Out of the many markets here in Hong Kong, one those I've most wanted to visit was the Bird Market. I'd heard about this one long before I came here (most of the others I'm only learning about now after arriving).

It has moved locations from the incarnation I'd originally read about. I certainly approve of the new venue. This elevated garden is a lovely place to go see birds.

The entry way to the market has many lovely tiled mosaics decorating the path.

There certainly were many birds and bird keeping supplies for sale here. However the word market isn't the best descriptor for this place.

It is more like a meeting place and hangout for Hong Kong bird enthusiasts. You get the impression most of the people who make up the "market" are just here to show off their pets, visit people with a similar interest, see other people's birds, and maybe sell some of their breeding excess to fund their hobby.
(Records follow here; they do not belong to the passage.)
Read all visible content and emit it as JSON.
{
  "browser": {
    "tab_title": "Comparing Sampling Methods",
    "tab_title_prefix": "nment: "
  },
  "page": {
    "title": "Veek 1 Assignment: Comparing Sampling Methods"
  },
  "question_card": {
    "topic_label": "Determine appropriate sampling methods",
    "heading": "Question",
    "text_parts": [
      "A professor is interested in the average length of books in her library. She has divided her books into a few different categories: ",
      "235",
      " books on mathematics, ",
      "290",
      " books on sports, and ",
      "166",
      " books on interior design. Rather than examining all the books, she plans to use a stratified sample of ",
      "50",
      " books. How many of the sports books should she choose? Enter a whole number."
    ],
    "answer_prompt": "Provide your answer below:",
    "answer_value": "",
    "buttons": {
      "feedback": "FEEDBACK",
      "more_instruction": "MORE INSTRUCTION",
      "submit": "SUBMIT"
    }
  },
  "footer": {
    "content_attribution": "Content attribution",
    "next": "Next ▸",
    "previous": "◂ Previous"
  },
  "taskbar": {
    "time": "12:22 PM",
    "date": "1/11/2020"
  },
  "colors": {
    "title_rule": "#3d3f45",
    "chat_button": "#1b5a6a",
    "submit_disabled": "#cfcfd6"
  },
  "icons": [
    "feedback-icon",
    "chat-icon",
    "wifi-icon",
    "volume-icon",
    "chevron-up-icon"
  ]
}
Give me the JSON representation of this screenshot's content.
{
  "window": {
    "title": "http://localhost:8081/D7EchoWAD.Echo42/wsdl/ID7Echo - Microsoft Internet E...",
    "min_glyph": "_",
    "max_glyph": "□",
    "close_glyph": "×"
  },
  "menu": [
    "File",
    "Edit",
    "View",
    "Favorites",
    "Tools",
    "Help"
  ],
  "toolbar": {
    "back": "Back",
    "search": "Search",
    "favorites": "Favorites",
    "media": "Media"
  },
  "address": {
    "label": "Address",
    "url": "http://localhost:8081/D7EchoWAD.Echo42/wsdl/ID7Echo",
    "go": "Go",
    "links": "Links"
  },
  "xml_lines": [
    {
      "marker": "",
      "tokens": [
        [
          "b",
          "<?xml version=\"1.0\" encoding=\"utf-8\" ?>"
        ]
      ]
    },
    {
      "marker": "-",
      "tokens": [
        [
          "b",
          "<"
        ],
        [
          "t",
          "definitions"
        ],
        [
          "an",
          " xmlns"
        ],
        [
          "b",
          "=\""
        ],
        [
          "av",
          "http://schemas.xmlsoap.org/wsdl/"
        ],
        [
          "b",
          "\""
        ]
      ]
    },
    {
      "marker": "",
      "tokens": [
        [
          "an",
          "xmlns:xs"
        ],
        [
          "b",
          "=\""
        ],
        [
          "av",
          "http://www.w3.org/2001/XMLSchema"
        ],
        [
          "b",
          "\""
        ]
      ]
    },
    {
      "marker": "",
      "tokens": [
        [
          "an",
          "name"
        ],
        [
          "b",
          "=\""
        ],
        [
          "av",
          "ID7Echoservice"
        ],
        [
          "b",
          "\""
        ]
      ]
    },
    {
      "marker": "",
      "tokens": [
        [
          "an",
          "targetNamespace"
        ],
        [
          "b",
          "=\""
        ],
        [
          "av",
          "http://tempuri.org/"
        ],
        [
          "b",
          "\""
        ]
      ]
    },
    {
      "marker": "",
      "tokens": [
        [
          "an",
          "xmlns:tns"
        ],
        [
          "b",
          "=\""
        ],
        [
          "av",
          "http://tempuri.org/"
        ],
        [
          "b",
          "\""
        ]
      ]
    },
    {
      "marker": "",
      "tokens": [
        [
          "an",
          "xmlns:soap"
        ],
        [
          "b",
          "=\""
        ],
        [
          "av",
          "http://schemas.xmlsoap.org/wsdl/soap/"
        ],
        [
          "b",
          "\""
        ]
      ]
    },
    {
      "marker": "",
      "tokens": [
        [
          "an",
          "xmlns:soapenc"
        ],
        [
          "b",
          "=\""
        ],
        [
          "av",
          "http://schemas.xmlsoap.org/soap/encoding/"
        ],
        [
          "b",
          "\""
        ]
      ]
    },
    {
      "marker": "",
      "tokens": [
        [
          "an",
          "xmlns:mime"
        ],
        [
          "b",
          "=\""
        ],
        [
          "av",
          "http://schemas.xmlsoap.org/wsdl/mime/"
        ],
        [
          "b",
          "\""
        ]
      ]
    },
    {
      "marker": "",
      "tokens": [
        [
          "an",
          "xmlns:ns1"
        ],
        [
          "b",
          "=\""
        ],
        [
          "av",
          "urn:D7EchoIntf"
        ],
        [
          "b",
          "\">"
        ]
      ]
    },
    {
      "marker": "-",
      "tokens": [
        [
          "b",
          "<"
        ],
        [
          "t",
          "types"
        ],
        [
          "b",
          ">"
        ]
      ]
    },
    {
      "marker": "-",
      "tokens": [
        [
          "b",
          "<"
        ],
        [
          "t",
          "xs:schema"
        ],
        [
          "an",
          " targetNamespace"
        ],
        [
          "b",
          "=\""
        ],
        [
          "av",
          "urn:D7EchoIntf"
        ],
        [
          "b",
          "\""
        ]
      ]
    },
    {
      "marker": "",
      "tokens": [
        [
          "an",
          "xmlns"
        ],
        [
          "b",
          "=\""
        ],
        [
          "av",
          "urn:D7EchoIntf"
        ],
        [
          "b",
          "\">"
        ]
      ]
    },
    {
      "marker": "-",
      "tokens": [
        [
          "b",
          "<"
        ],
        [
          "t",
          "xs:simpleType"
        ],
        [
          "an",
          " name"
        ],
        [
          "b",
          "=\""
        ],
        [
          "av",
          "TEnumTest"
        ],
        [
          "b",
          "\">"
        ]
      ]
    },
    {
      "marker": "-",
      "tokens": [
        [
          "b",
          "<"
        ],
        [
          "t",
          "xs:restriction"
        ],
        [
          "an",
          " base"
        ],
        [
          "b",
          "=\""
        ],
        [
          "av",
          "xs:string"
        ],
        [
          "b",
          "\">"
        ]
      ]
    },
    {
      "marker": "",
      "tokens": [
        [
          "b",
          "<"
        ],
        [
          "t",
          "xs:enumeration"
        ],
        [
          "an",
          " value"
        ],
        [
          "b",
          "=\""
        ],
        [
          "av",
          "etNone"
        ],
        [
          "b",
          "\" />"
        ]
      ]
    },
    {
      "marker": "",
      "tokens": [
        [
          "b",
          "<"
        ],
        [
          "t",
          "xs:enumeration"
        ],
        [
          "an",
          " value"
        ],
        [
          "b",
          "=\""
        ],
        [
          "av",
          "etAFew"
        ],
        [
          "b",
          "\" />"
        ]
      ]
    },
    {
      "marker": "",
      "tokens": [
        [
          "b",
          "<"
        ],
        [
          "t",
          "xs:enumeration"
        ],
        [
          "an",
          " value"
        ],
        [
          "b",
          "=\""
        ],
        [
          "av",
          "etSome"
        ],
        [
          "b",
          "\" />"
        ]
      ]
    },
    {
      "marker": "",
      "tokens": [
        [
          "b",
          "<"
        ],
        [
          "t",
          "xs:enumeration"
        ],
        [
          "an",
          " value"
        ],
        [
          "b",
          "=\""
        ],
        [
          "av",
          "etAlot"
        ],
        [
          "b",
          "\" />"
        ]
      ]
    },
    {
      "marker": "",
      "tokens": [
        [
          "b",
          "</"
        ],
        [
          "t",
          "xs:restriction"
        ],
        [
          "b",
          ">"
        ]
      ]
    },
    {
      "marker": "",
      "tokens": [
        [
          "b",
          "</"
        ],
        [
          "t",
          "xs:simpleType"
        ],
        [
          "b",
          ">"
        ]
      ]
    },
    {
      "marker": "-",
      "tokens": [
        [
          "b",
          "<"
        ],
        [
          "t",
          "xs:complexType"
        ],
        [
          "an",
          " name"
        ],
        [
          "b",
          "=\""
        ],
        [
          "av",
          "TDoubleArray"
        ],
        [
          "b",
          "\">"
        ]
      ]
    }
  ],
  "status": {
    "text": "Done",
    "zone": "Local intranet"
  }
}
There are certainly a few bird dealers that clearly only make their living from selling animals. However they are in a back alley like component of the garden, and you can easily avoid it if you want to.

I was amazed at some of the variety and yet how many mundane birds I saw here.

A few local songbirds were popular as pets, like this White Eye. They certainly gave it a feeling of the orient. There were Nightingales to really hit home my childhood memories of China and birds (sadly none of my pictures of them turned out from this visit... try for some next time).

Most of the birds however were of varieties we're used to seeing as pets. Mind in the exotic locality they definitely had a unique flare and flavour compared to their "typical" counterparts in the West.

Concluding I can't quite emphasis enough just how nice the venue is. If you're in Hong Kong and you like birds with a nice sunny day to explore the birds market is definitely worth a stop!

Maori Koru Mosasaur

Tinkering with shaders for my Tylosaur model. As he is technically supposed to be a Taniwhasaurus, I thought go all out on a Maori theme as Taniwha is the Maori word/name for monster.

Seeing the shrunk down blog version it looks quite different from the larger version I was dealing with earlier.

Was also playing with the light settings. Not the best, but they'll do.

Thoughts comments?

Oct 20, 2011


The fish carries on.

My only issue with him is the fin rays don't look as convincing at moment. Have to reduce their thickness.

I was thinking that my Tarpon would modify into a Xiphactinus quite easily, and I'm happy to learn this is to be expected. Michael Everhart definitively states Xiphactinus looked similar to a Tarpon. So go me!